━━━━━ Records supplied
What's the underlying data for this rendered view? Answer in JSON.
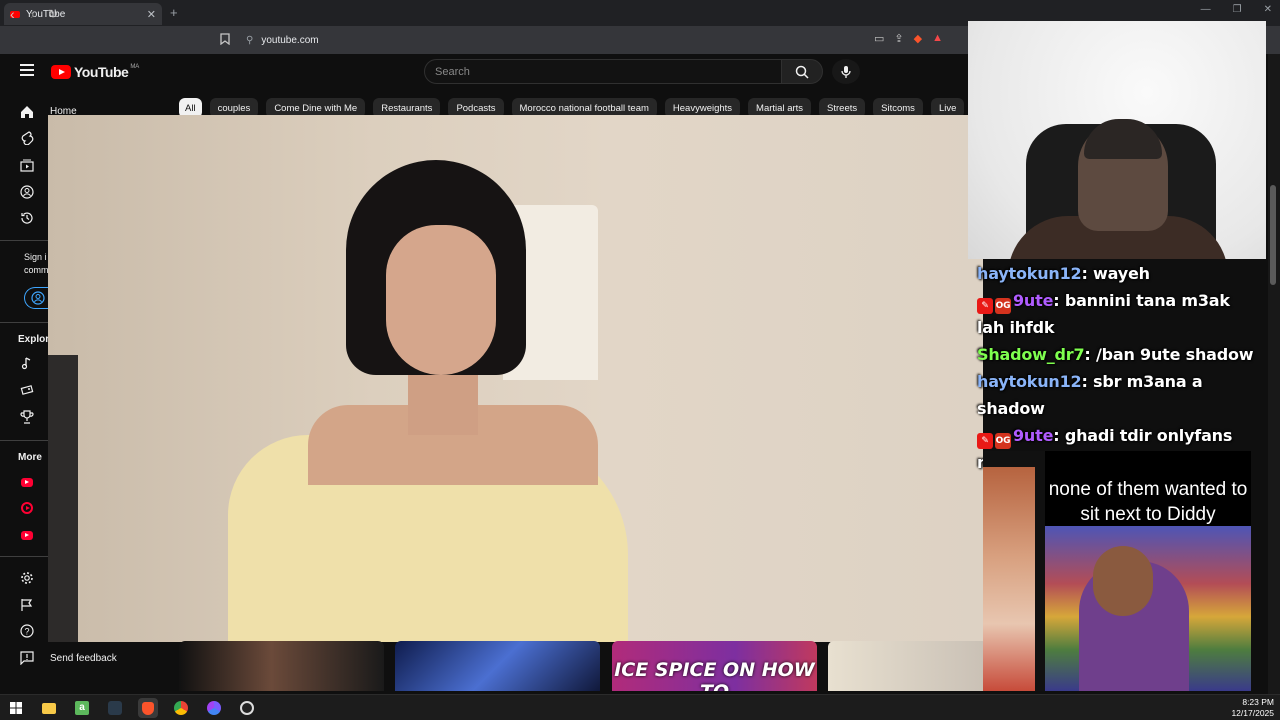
{
  "browser": {
    "tab_title": "YouTube",
    "tab_close": "✕",
    "new_tab": "+",
    "url": "youtube.com",
    "window_controls": [
      "—",
      "❐",
      "✕"
    ]
  },
  "youtube": {
    "logo_text": "YouTube",
    "country_code": "MA",
    "search_placeholder": "Search",
    "chips": [
      "All",
      "couples",
      "Come Dine with Me",
      "Restaurants",
      "Podcasts",
      "Morocco national football team",
      "Heavyweights",
      "Martial arts",
      "Streets",
      "Sitcoms",
      "Live"
    ],
    "sidebar": {
      "home_label": "Home",
      "signin_text_1": "Sign i",
      "signin_text_2": "comm",
      "explore_label": "Explor",
      "more_label": "More",
      "send_feedback": "Send feedback"
    },
    "thumb_caption": "ICE SPICE ON HOW TO"
  },
  "stream": {
    "chat": [
      {
        "user": "haytokun12",
        "user_color": "#8ab4f8",
        "badges": [],
        "text": "wayeh"
      },
      {
        "user": "9ute",
        "user_color": "#b05cff",
        "badges": [
          "🎤",
          "OG"
        ],
        "text": "bannini tana m3ak lah ihfdk"
      },
      {
        "user": "Shadow_dr7",
        "user_color": "#7fff4f",
        "badges": [],
        "text": "/ban 9ute shadow"
      },
      {
        "user": "haytokun12",
        "user_color": "#8ab4f8",
        "badges": [],
        "text": "sbr m3ana a shadow"
      },
      {
        "user": "9ute",
        "user_color": "#b05cff",
        "badges": [
          "🎤",
          "OG"
        ],
        "text": "ghadi tdir onlyfans mora had show"
      }
    ],
    "side_video_caption": "none of them wanted to sit next to Diddy"
  },
  "taskbar": {
    "time": "8:23 PM",
    "date": "12/17/2025"
  },
  "colors": {
    "youtube_red": "#ff0000",
    "chip_active_bg": "#f1f1f1",
    "page_bg": "#0f0f0f"
  }
}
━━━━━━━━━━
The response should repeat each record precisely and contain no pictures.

What's the underlying data for this rendered view? Answer in JSON.
{
  "browser": {
    "tab_title": "YouTube",
    "tab_close": "✕",
    "new_tab": "+",
    "url": "youtube.com",
    "window_controls": [
      "—",
      "❐",
      "✕"
    ]
  },
  "youtube": {
    "logo_text": "YouTube",
    "country_code": "MA",
    "search_placeholder": "Search",
    "chips": [
      "All",
      "couples",
      "Come Dine with Me",
      "Restaurants",
      "Podcasts",
      "Morocco national football team",
      "Heavyweights",
      "Martial arts",
      "Streets",
      "Sitcoms",
      "Live"
    ],
    "sidebar": {
      "home_label": "Home",
      "signin_text_1": "Sign i",
      "signin_text_2": "comm",
      "explore_label": "Explor",
      "more_label": "More",
      "send_feedback": "Send feedback"
    },
    "thumb_caption": "ICE SPICE ON HOW TO"
  },
  "stream": {
    "chat": [
      {
        "user": "haytokun12",
        "user_color": "#8ab4f8",
        "badges": [],
        "text": "wayeh"
      },
      {
        "user": "9ute",
        "user_color": "#b05cff",
        "badges": [
          "🎤",
          "OG"
        ],
        "text": "bannini tana m3ak lah ihfdk"
      },
      {
        "user": "Shadow_dr7",
        "user_color": "#7fff4f",
        "badges": [],
        "text": "/ban 9ute shadow"
      },
      {
        "user": "haytokun12",
        "user_color": "#8ab4f8",
        "badges": [],
        "text": "sbr m3ana a shadow"
      },
      {
        "user": "9ute",
        "user_color": "#b05cff",
        "badges": [
          "🎤",
          "OG"
        ],
        "text": "ghadi tdir onlyfans mora had show"
      }
    ],
    "side_video_caption": "none of them wanted to sit next to Diddy"
  },
  "taskbar": {
    "time": "8:23 PM",
    "date": "12/17/2025"
  },
  "colors": {
    "youtube_red": "#ff0000",
    "chip_active_bg": "#f1f1f1",
    "page_bg": "#0f0f0f"
  }
}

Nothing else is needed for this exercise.